== Task instructions ==
The expected result is an exact restatement of the data, free of pictures.
◇ ◇ ◇
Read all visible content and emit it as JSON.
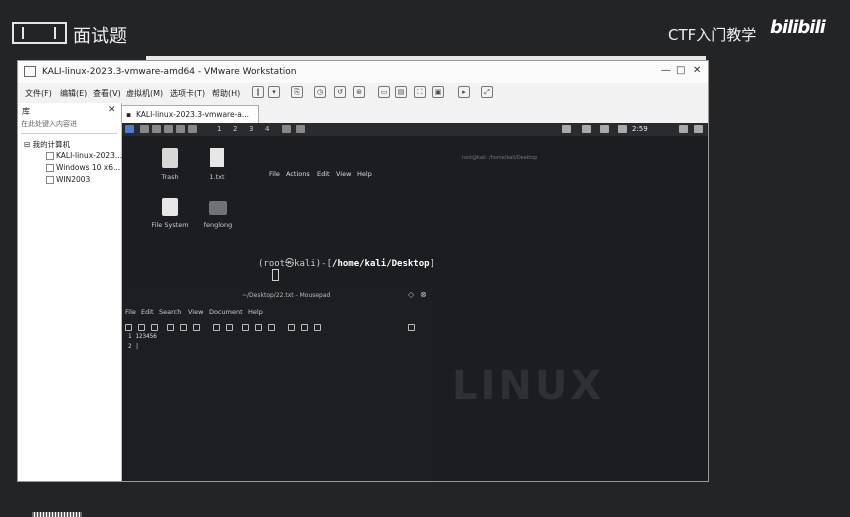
{
  "overlay": {
    "title": "面试题",
    "brand_text": "CTF入门教学",
    "brand_logo": "bilibili"
  },
  "vmware": {
    "window_title": "KALI-linux-2023.3-vmware-amd64 - VMware Workstation",
    "window_buttons": {
      "minimize": "—",
      "maximize": "□",
      "close": "✕"
    },
    "menu": [
      "文件(F)",
      "编辑(E)",
      "查看(V)",
      "虚拟机(M)",
      "选项卡(T)",
      "帮助(H)"
    ],
    "library": {
      "label": "库",
      "close": "✕",
      "search_placeholder": "在此处键入内容进",
      "root": "我的计算机",
      "items": [
        "KALI-linux-2023...",
        "Windows 10 x6...",
        "WIN2003"
      ]
    },
    "tab": {
      "label": "KALI-linux-2023.3-vmware-a..."
    }
  },
  "kali": {
    "workspaces": [
      "1",
      "2",
      "3",
      "4"
    ],
    "clock": "2:59",
    "desktop_icons": [
      {
        "label": "Trash",
        "icon": "trash-icon"
      },
      {
        "label": "1.txt",
        "icon": "file-icon"
      },
      {
        "label": "File System",
        "icon": "drive-icon"
      },
      {
        "label": "fenglong",
        "icon": "folder-icon"
      }
    ],
    "terminal": {
      "title": "root@kali: /home/kali/Desktop",
      "menu": [
        "File",
        "Actions",
        "Edit",
        "View",
        "Help"
      ],
      "prompt_user": "(root㉿kali)-[",
      "prompt_path": "/home/kali/Desktop",
      "prompt_end": "]",
      "prompt_symbol": "#"
    },
    "mousepad": {
      "title": "~/Desktop/22.txt - Mousepad",
      "menu": [
        "File",
        "Edit",
        "Search",
        "View",
        "Document",
        "Help"
      ],
      "lines": [
        "1 123456",
        "2 |"
      ]
    },
    "watermark": "LINUX"
  }
}
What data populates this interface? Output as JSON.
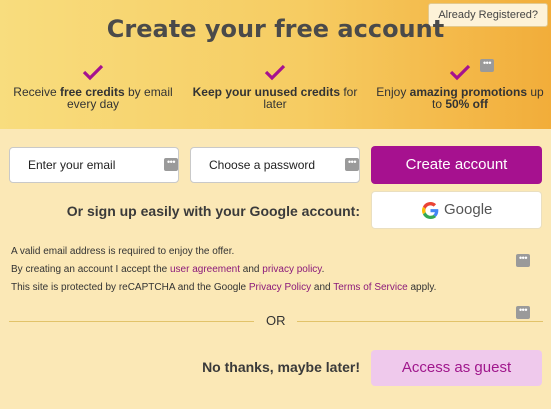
{
  "header": {
    "already_registered": "Already Registered?",
    "title": "Create your free account",
    "benefits": [
      {
        "pre": "Receive ",
        "bold": "free credits",
        "post": " by email every day"
      },
      {
        "pre": "",
        "bold": "Keep your unused credits",
        "post": " for later"
      },
      {
        "pre": "Enjoy ",
        "bold": "amazing promotions",
        "post": " up to ",
        "bold2": "50% off"
      }
    ]
  },
  "form": {
    "email_placeholder": "Enter your email",
    "password_placeholder": "Choose a password",
    "create_button": "Create account",
    "google_prompt": "Or sign up easily with your Google account:",
    "google_button": "Google"
  },
  "notes": {
    "line1": "A valid email address is required to enjoy the offer.",
    "line2_pre": "By creating an account I accept the ",
    "line2_link1": "user agreement",
    "line2_mid": " and ",
    "line2_link2": "privacy policy",
    "line2_post": ".",
    "line3_pre": "This site is protected by reCAPTCHA and the Google ",
    "line3_link1": "Privacy Policy",
    "line3_mid": " and ",
    "line3_link2": "Terms of Service",
    "line3_post": " apply."
  },
  "divider": {
    "or": "OR"
  },
  "guest": {
    "prompt": "No thanks, maybe later!",
    "button": "Access as guest"
  },
  "colors": {
    "accent": "#a6118f",
    "guest_bg": "#efc9ec",
    "panel_bg": "#fbe8b6"
  },
  "icons": {
    "check": "check-icon",
    "more": "more-dots-icon",
    "google": "google-g-icon"
  }
}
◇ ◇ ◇
== The completed task ==
Read all visible content and emit it as JSON.
{
  "overlay": {
    "title": "面试题",
    "brand_text": "CTF入门教学",
    "brand_logo": "bilibili"
  },
  "vmware": {
    "window_title": "KALI-linux-2023.3-vmware-amd64 - VMware Workstation",
    "window_buttons": {
      "minimize": "—",
      "maximize": "□",
      "close": "✕"
    },
    "menu": [
      "文件(F)",
      "编辑(E)",
      "查看(V)",
      "虚拟机(M)",
      "选项卡(T)",
      "帮助(H)"
    ],
    "library": {
      "label": "库",
      "close": "✕",
      "search_placeholder": "在此处键入内容进",
      "root": "我的计算机",
      "items": [
        "KALI-linux-2023...",
        "Windows 10 x6...",
        "WIN2003"
      ]
    },
    "tab": {
      "label": "KALI-linux-2023.3-vmware-a..."
    }
  },
  "kali": {
    "workspaces": [
      "1",
      "2",
      "3",
      "4"
    ],
    "clock": "2:59",
    "desktop_icons": [
      {
        "label": "Trash",
        "icon": "trash-icon"
      },
      {
        "label": "1.txt",
        "icon": "file-icon"
      },
      {
        "label": "File System",
        "icon": "drive-icon"
      },
      {
        "label": "fenglong",
        "icon": "folder-icon"
      }
    ],
    "terminal": {
      "title": "root@kali: /home/kali/Desktop",
      "menu": [
        "File",
        "Actions",
        "Edit",
        "View",
        "Help"
      ],
      "prompt_user": "(root㉿kali)-[",
      "prompt_path": "/home/kali/Desktop",
      "prompt_end": "]",
      "prompt_symbol": "#"
    },
    "mousepad": {
      "title": "~/Desktop/22.txt - Mousepad",
      "menu": [
        "File",
        "Edit",
        "Search",
        "View",
        "Document",
        "Help"
      ],
      "lines": [
        "1 123456",
        "2 |"
      ]
    },
    "watermark": "LINUX"
  }
}
What data populates this interface? Output as JSON.
{
  "header": {
    "already_registered": "Already Registered?",
    "title": "Create your free account",
    "benefits": [
      {
        "pre": "Receive ",
        "bold": "free credits",
        "post": " by email every day"
      },
      {
        "pre": "",
        "bold": "Keep your unused credits",
        "post": " for later"
      },
      {
        "pre": "Enjoy ",
        "bold": "amazing promotions",
        "post": " up to ",
        "bold2": "50% off"
      }
    ]
  },
  "form": {
    "email_placeholder": "Enter your email",
    "password_placeholder": "Choose a password",
    "create_button": "Create account",
    "google_prompt": "Or sign up easily with your Google account:",
    "google_button": "Google"
  },
  "notes": {
    "line1": "A valid email address is required to enjoy the offer.",
    "line2_pre": "By creating an account I accept the ",
    "line2_link1": "user agreement",
    "line2_mid": " and ",
    "line2_link2": "privacy policy",
    "line2_post": ".",
    "line3_pre": "This site is protected by reCAPTCHA and the Google ",
    "line3_link1": "Privacy Policy",
    "line3_mid": " and ",
    "line3_link2": "Terms of Service",
    "line3_post": " apply."
  },
  "divider": {
    "or": "OR"
  },
  "guest": {
    "prompt": "No thanks, maybe later!",
    "button": "Access as guest"
  },
  "colors": {
    "accent": "#a6118f",
    "guest_bg": "#efc9ec",
    "panel_bg": "#fbe8b6"
  },
  "icons": {
    "check": "check-icon",
    "more": "more-dots-icon",
    "google": "google-g-icon"
  }
}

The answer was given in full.